The past few weeks I’ve often been going down to the IAS in Princeton on Thursdays to hear talks given as part of the special program there this semester in mathematics. These talks included a series of five talks by Witten; notes from David Ben-Zvi and Sergei Gukov are available here.

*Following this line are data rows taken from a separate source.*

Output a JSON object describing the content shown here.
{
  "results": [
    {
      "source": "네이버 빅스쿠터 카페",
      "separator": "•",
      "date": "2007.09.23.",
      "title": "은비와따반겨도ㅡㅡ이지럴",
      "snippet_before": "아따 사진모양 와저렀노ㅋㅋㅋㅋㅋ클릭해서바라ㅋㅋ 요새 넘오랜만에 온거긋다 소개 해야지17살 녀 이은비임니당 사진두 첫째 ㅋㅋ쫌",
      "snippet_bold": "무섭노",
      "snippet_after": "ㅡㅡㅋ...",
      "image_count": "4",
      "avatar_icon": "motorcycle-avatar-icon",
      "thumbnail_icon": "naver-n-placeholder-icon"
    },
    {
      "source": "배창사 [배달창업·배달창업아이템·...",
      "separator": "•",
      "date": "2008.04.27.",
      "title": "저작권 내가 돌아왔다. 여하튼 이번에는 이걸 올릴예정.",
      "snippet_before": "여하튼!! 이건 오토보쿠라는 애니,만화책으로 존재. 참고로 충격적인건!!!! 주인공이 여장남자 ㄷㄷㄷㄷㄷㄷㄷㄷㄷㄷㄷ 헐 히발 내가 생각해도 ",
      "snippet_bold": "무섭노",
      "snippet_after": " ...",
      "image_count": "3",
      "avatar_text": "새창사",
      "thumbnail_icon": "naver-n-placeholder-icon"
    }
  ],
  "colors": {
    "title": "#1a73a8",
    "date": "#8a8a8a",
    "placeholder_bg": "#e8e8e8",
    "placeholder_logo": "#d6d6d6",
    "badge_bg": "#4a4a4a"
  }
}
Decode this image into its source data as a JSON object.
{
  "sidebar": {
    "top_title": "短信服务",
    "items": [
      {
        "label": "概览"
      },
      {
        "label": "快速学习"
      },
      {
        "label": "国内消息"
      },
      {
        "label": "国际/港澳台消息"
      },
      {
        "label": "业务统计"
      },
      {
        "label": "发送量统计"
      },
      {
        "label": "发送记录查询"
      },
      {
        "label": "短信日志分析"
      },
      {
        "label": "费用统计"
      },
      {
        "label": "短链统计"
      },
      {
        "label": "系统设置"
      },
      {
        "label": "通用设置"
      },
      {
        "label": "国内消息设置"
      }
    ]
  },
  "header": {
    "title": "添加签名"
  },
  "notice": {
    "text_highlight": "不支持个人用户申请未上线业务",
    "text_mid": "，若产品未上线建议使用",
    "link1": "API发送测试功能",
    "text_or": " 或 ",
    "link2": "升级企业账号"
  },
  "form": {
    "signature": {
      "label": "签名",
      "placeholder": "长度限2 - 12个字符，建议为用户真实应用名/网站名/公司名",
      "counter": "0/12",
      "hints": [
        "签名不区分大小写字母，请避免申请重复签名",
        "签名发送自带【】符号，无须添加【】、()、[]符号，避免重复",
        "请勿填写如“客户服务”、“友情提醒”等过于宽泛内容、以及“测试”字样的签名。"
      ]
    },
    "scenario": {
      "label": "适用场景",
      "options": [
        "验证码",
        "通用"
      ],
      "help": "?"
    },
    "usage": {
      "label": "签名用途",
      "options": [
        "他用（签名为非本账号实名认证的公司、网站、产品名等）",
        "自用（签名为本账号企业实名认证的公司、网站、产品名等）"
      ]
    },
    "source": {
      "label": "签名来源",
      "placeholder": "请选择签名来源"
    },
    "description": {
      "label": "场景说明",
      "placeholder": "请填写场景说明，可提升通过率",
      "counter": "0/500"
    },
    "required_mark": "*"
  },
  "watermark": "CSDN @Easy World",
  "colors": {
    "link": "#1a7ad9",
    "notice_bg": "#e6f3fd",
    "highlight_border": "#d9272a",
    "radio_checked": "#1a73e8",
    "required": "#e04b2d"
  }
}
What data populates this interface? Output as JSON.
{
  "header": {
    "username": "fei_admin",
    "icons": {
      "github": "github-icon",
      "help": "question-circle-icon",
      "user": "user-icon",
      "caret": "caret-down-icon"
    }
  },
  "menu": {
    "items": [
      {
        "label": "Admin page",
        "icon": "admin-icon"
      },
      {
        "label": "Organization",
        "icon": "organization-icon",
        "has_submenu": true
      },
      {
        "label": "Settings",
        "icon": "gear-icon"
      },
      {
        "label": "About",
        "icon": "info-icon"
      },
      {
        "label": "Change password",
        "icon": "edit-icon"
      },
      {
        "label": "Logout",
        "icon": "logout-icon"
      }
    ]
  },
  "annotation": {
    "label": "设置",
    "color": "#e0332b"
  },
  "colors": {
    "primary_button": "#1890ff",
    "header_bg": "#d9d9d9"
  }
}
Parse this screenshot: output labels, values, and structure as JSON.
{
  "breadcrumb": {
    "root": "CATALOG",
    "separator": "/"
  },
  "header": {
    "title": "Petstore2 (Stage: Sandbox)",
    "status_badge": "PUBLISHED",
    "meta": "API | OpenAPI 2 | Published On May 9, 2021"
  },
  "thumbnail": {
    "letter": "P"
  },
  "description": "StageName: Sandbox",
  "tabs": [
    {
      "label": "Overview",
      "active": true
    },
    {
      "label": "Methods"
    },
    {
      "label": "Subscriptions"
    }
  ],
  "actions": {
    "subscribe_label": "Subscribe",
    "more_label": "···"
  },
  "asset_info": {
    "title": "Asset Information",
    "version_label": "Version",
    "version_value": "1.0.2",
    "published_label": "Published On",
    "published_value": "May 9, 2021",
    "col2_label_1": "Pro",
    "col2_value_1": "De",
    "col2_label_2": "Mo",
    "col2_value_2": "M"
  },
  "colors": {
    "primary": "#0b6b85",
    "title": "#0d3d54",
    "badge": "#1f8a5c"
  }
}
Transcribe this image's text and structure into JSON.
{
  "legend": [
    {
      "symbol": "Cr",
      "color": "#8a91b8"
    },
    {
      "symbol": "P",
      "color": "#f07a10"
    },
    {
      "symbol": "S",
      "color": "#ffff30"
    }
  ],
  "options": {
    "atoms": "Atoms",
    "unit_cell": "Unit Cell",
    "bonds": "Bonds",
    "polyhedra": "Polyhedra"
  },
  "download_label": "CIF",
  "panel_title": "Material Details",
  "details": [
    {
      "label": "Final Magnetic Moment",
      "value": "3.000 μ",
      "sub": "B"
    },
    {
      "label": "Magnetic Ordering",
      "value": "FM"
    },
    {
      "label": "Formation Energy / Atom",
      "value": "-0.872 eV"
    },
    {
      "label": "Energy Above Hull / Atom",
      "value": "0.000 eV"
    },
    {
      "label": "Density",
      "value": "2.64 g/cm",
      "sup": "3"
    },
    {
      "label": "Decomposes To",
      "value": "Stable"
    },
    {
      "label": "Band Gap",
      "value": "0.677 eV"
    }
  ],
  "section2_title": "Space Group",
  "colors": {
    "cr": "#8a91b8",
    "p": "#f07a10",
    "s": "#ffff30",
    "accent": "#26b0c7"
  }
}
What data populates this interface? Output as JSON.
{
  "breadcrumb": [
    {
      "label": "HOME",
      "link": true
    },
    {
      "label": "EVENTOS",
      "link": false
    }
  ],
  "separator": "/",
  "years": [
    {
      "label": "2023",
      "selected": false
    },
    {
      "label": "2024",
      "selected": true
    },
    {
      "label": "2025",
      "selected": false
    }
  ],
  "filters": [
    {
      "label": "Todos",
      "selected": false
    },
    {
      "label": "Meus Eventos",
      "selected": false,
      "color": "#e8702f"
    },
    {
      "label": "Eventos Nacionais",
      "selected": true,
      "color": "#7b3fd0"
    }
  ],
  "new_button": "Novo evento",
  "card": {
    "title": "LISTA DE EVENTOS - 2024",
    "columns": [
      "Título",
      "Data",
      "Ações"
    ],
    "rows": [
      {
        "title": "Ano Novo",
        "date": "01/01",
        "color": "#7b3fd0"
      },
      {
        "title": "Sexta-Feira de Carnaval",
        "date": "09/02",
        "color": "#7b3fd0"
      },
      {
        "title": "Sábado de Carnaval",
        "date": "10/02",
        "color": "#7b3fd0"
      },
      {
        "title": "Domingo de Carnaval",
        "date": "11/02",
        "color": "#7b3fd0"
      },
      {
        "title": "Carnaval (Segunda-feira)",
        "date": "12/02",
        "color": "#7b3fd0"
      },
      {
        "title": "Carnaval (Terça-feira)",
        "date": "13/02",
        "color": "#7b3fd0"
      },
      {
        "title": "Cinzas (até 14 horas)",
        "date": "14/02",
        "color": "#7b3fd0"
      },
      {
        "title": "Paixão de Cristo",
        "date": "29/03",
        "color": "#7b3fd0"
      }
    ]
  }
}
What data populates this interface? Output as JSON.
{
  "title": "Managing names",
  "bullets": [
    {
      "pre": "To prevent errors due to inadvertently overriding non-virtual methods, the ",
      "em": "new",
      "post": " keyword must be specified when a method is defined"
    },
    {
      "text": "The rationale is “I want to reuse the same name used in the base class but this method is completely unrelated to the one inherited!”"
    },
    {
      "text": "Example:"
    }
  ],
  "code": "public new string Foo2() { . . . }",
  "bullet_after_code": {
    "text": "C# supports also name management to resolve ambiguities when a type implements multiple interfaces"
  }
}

The first three talks concentrated on the existence of a very special superconformal six-dimensional QFT, and information that could be derived from what is known of its properties. Such a theory is an inherently quantum object, lacking a usual sort of classical limit or Lagrangian formulation. Witten compares it to the holomorphic conformal field theory that appear as “square roots” of the WZW model. These field theories are closely related to the representation theory of loop groups and at the core of a several important mathematical developments of the last couple of decades. The mathematical significance of the six-dimensional theory remains much more mysterious, and Witten argues that understanding this mystery is a very worth goal for both mathematicians and physicists. . For more about this, see the article Conformal Field Theory in Four and Six Dimensions, based on his lecture at the Oxford conference in honor of Graeme Segal’s 60th birthday back in 2002. Taking the six dimensions to be the product of a torus and a four dimensional space, the existence of such a superconformal six dimensional theory implies an SL(2,Z) symmetry of N=4 Super-Yang-Mills on the four dimensional space. This includes the famous Olive-Montonen non-abelian electric-magnetic symmetry that is responsible for Langlands duality in Witten’s 4d QFT approach to Geometric Langlands.

The last two talks of the series dealt with a different topic, boundary conditions in N=4 SYM. Taking this theory on the half-space with boundary conditions, one can ask about the implications of non-Abelian electric-magnetic duality for these boundary conditions. Witten has recently been working on this subject with Davide Gaiotto, he’ll be talking about it later this month at a Stony Brook symposium in honor of C. N. Yang and Jim Simons, and I assume a paper will appear sooner or later. In his IAS lectures Witten was talking to mathematicians and arguing that “universal” operations (ones that can be done uniformly for all Riemann surfaces) in geometric Langlands should all come from the properties of these boundary conditions. Note that in this work what appears is the full N=4 SYM theory, not just the topological twisted version. This theory plays a central role in AdS/CFT, so if new information about its physics arises from this study, this should be directly interesting for physics, although Witten did not discuss this in his talks.

The two sorts of boundary conditions that get related by duality are analogs of Neumann and Dirichlet boundary conditions. The Neumann boundary conditions involve superconformal 3d QFTs, examples of which were studied by Intriligator and Seiberg in their 1996 paper Mirror Symmetry in Three Dimensions. Witten has previously worked on this kind of thing in the Abelian case, see here.

During these visits to the IAS I got the chance to meet Meng-Chwan Tan, who is there in the Physics group this year. He has been working on a different QFT approach to geometric Langlands, one that is purely two-dimensional and based in conformal field theory, using (0,2) sigma models on flag manifolds, and has just posted a the revised for publication version of his paper on the subject here. This is much closer to the approach to geometric Langlands via conformal field theory that Edward Frenkel has described here.

In other geometric Langlands news, there was a workshop on Homological Mirror Symmetry recently in Miami, with notes from many of the talks available here (and a blog posting by Joel Kamnitzer here). And there’s another one (notes here from David Ben-Zvi) going on this week at the IAS. I better stop now, go and get some sleep so I can head down there tomorrow morning to catch the last day of it.

Hi Peter,

I wanted to mention that as a math grad student who is getting interested in geometric representation theory and related topics, I find your posts on Geometric Langlands to be very informative. I hope you continue to post more on the subject. It is a shame that entries such as this one typically don’t generate as many comments as the ones about string theory.